A closer look at Gutenfels Castle



Shonburg Castle, located above the town of Oberwesel (known as the “City of Towers”), is a bit of a mix of architectural styles.  Originally built in 1149, the castle was destroyed in 1689.  Since 1885, it has been built bit by bit into its current condition.  The newer section houses a famous hotel.


Oberwesel, the “City of Towers” has 16 towers!



Katz Castle is located above the town of St. Goarshausen.  It was first built in 1371; however, it was bombarded by Napolean in 1806.  it was rebuilt in the late 1800’s and is now privately owned and not open for visitors.


Started in 1245 (and expanded several times since), Rheinfels Castle is the largest castle on the Rhine.  At one time, the castle covered five times its current area; however, most of it now is a ruin.  The other part includes a luxury hotel, wellness center, and restaurant.


Maus (meaning “mouse”) Castle is located above the village of Wellmich and dates back to 1356.



Vineyards blanket the landscape along the Rhine.


Marksburg has the distinction of never having been destroyed.  Built in 1117, this castle was used for protection rather than as a residence for royal families.  Located above the town of Braubach, it is one of the principal sites for the UNESCO World Heritage Rhine Gorge.


Located in Oberlahnstein, Martinsubrg Castle was built in the late 1300’s.


Schloss Stolzenfels (Stolzenfels Castle), located in Koblenz, is a former medieval fortress castle.  It was a ruined 13th-century castle gifted to Frederick William in 1823, and he had it rebuilt as a 19th-century palace in Gothic Revival style.  Today, it is part of the UNESCO World Heritage Site Upper Middle Rhine Valley.

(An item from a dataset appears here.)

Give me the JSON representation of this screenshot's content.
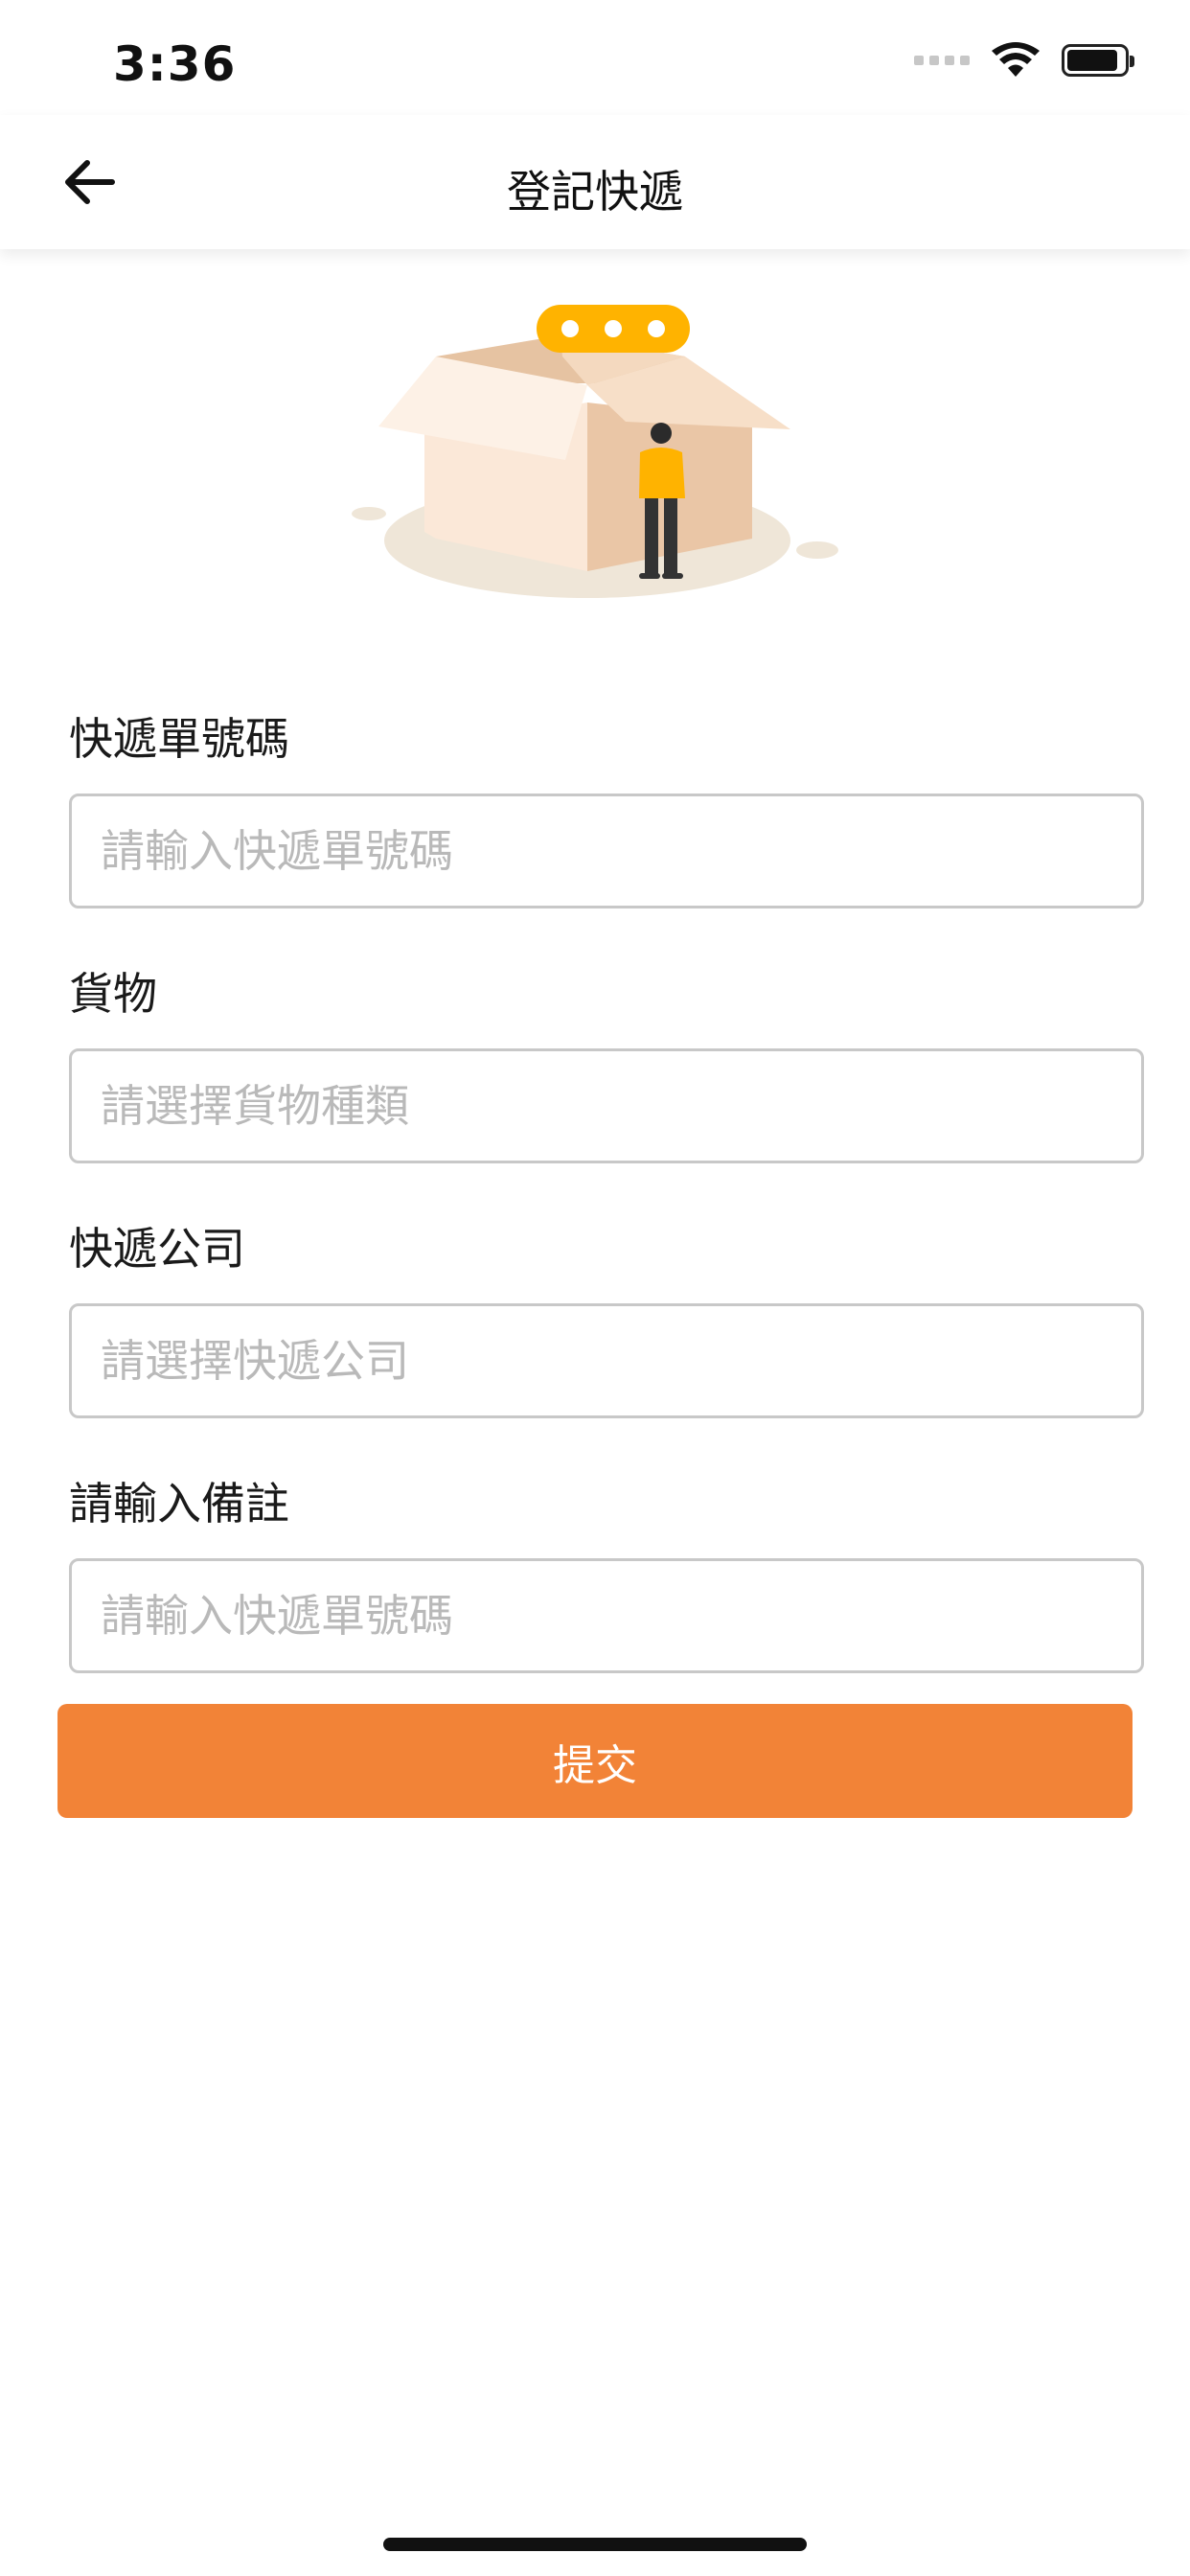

Lahneck Castle, built in 1226,  is a medieval fortress located in the city of Lahnstein, south of Koblenz.  The 13th-century castle stands above the confluence of the Lahn River with the Rhine, opposite Stolzenfels castle.



The Koblenz Cable Car crosses the Rhine where it meets the Mosel River.


We completed our cruising journey for the day in Cologne where our ship tied up for the night and following day.  Check back for my next post on Cologne!



This post is for my U.S. Masters Swimming friends…

While cruising the Rhine on the river boat, my current home away from home, I didn’t want to miss out on the scenery by working out in the gym.  So, I killed two birds with one stone by “swimming” the Rhine while up on the top deck.  I, of course, can’t swim the Rhine; the current runs too fast and the water is too cold.  Besides, we’re cruising…


Walk laps around the deck for 15 minutes, followed by my favorite Swimmer Magazine shoulder stabilization and dynamic stretching exercises.  Finish by setting up my circuit training; attach my stretch cords to the railing on deck.

Main Set:

Walk 2 laps; fast pace, about 5mph speed.

Stop and “swim” a 50yd freestyle, 50yd fly and 50yd breaststroke on stretch cords; count strokes to match a typical swimming 50.

Walk 2 laps fast, stopping on the second lap to grab my Hammer Nutrition water bottle (from Summer Nationals) for sips of water while I walk.

Stop and drop for 10 military pushups

Walk 2 laps fast, stopping along the way to grab my camera and snap a shot of the castle.

Stop and “swim” (same as above)

Walk 2 laps fast

Stop and drop for 50 stomach crunches

Walk 2 laps fast

Rinse.  Repeat.

Continue routine for desired time period; one hour for me, so I wouldn’t miss my favorite breakfast from the buffet:  Muesli with tiny flat squares for bittersweet chocolate, topped with fresh fruit and yogurt. 0

This was my favorite dryland travel workout yet.  How about you?  What was your favorite dryland workout, when swimming was not an option?